- Filing a formal application for adoption. After attending the required seminars, you may then make a formal application for adoption. This involves supplying information about yourself, your family and your circumstances.
- Screening of your application. Your application goes through screening to see if you are suitable enough for adopting a child. At this time, all documentation relating to your health, personal references, criminal record (if any), and birth and marriage certificates will be reviewed and assessed.
How Hard Is It To Adopt in Australia: The Assessment Process
So how hard is it to adopt in Australia? Adoption laws from each state and territory govern the adoption assessment process. For instance, in NSW, the assessment process is based on the requirements in the Adoption Act 2000 (NSW). Ultimately, the assessment process puts the child’s best interests first and regards the rights of the child as superior over the adoptive parents’ expectations.
An independent assessor usually conducts the assessment proceeding. Generally, assessment takes about three months, which includes a thorough and fair assessment of your capability and eligibility to adopt a child.
If you are deemed suitable, your name will be added to your state or territory’s Register of approved prospective parents. If you are not deemed suitable, you will be informed of the reasons why your application was denied. In NSW, the Adoption Act 2000 allows prospective parents to lodge a review of the unfavourable decision.
If you filed for an intercountry adoption, your assessment report will be sent to an overseas program for their assessment of your eligibility. You will then be contacted regarding the next steps and procedures you need to follow, including further documentation needed. You must inform the authorities of intercountry adoptions of any significant change in your circumstances for your assessment report to be updated.
The prospective adoptive parents receive all relevant information about a child in an interview prior to placement. The child comes to stay with you once your application gets approved. Child protection measures such as an ongoing placement (post-adoptive support) is provided to help you and the child with the transition.
Adoption By Same-Sex Couples

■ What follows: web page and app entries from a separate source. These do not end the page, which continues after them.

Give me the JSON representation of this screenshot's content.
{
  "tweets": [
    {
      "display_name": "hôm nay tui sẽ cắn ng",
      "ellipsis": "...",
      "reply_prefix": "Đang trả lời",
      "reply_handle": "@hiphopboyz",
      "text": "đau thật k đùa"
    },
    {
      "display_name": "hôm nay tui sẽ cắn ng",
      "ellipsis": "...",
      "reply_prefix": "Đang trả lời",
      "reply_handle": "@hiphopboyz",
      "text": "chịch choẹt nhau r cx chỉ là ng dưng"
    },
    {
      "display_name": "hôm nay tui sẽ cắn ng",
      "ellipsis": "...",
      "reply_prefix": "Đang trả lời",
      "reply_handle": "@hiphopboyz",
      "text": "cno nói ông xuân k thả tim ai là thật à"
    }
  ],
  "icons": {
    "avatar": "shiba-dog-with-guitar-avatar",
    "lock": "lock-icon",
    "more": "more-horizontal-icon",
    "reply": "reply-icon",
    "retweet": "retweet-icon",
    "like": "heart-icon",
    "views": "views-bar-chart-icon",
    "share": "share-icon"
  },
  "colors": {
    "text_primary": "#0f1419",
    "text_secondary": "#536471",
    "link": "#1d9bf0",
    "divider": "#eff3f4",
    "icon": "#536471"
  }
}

How hard is it to adopt in Australia for same-sex couples? In 1994, Western Australia (WA) passed legislation to allow same-sex couples to adopt. The Adoption Act 1994 (WA) allowed same-sex couples to undergo assessment as adoptive parents under the same eligibility criteria as heterosexual applicants. Decades later, in 2018, every jurisdiction in Australia now allows same-sex couples to adopt.
The Importance of Seeking Legal Advice
Couples choose to adopt for various reasons – they have suffered a loss of a child, or they couldn’t get pregnant due to medical reasons. However, legally, Courts consider the best interests of the child, not the emotional needs of the prospective adoptive parents.
In some cases, an open adoption occurs, meaning the child still remains in contact with the birth parents, all for the best interests of the child. This article only provides a general overview of the adoption process in Australia and how hard is it to adopt in Australia.
While there are numerous steps you must complete when adopting a child, the adoption process is difficult for good reasons. A thorough process ensures that a child is emotionally and legally up for adoption because this has lifelong consequences for adopted children and adoptive families.
Thus, we highly advise acquiring legal services. JB Solicitors has a leading team of expert family lawyers that can help with your situation. We provide market-leading advice specifically tailored to your needs. We can assist you through every step of local adoptions, and the adoption process in general.
Do you have any more queries on how hard is it to adopt in Australia? Contact us today.